The TNDP SiteApril 21, 2009 - Author: newscoma - Comments are closed
I’ve been tooling around the TNDP site for the last few days and think it’s a mighty fine thing to behold. I wanted to give it a few days before I started talking about it. When any new website/blog starts there is usually a heady anticipation about it with lots of buzz, and either it falls off or evolves into something better/worse.
After a bit of scrutiny, I think this site is the real deal. I hope to see an upward and forward progression using these available tools as we head toward 2010.
So, I did what anyone like me would do, sent out some invitations to join to people I know and then sat back to wait to see what would happen on the site.
Ning sites are really cool, in my humble opinion, and this one is interactive. I have to say that one of my biggest criticisms about the TNDP over the past couple of years was not having a communicative tool in which to have more instant communication.
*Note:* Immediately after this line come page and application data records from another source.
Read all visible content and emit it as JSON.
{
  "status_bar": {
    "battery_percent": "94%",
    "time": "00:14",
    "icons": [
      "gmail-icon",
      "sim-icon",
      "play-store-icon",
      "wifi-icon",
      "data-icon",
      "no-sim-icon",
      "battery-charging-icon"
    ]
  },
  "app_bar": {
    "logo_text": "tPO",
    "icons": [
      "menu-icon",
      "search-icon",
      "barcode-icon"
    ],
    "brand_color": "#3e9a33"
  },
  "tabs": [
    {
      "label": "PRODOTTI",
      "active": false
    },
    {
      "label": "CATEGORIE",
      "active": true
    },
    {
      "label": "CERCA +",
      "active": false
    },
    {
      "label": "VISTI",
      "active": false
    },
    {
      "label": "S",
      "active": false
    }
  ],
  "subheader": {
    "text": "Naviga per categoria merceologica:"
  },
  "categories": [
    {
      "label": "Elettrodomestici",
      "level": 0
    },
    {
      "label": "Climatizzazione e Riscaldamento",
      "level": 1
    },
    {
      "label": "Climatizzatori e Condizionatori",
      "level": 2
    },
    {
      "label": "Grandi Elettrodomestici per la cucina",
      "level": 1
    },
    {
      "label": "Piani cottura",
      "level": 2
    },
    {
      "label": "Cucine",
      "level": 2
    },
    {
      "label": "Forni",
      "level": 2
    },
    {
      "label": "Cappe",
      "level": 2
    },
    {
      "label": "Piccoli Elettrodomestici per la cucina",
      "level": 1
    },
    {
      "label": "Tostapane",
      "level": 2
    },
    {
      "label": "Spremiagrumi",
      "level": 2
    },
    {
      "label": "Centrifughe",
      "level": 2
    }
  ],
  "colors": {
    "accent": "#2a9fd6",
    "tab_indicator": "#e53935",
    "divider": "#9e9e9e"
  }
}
From our standpoint in the west, and I’m guessing the folks over in the eastern part of the state go through this too as I can’t speak for them, was being geographically confined by location and missing out on some information. The site has opened up some of those lapses and I applaud the folks that did this.
Now, I get to play political multimedia critic and talk about a few things.
- Hoots is extremely underrepresented in the membership drive on the site. Guys, get cracking. We have an outlet and a tool now to participate in the social media aspect of this site so join up. I’d also like to see my legislators, Rep. Mark Maddox and Sen. Roy Herron on this site as well. That shows great leadership and a sense of unity. This also includes our county chair and members of the local party. I realize this sort of technical ideology is all new and stuff, but it’s time to get it going on.
- Mark Brown, who is Ward Cammack’s dude, seems to be utilizing the features of the site better than any candidate’s team right now. Videos, editorials and interactivity are coming from the Cammack camp right now and much of it is happening at the TNDP site. I tip my hat. Or Brown’s hat. Well, there is hat tipping somewhere. And, as GoldnI says, you will know him regardless if you want to or not because he’s hit the ground running.
- The county chairman’s feature articles are excellent. I like that a great deal and am glad to see the spotlight turned on each of the countys’ chairs.
- One bit of advice that I would share with the candidates for governor or any politician, especially the ones I met last week, is that if you are on Twitter, join everyone that has joined you back. And if you are actually doing the Twittering, because some people let their handlers do it, then participate. Yes, it does get noisy, but on the other hand, you will have instant feedback on what you are doing in the legislature. This is better than any poll you could ever pay a lofty commission for while getting immediate results. Thank me later for this bit of advice later over a beer because it’s the best feedback I could ever give you. Legislators who are excelling here are Sen. Jim Kyle and Sen. Andy Berke. (I hear Zack Wamp is doing that as well, but I’m talking democrats right now.) The TNDP asked a question yesterday about guns in parks but I couldn’t DM my response so make sure your direct messaging system is working on any microblogging site. It might have been me, and I own that. One thing that I like is reading Kyle talking about being a dad and his daughter’s disappointment over a lost competition where you could tell he was disappointed for her or Berke talk about everyday stuff as well as legislation. It breaks down the fourth wall, if you will, between an us and them sort of mentality. This works for a lot of people because it’s more personal. Regardless of what you may believe, it’s effective.
- Many of the bloggers talk a great deal off the radar quite a bit. I’m just saying. The new site allows more people to be in the conversation with much more specific information.
Those are just some initial thoughts.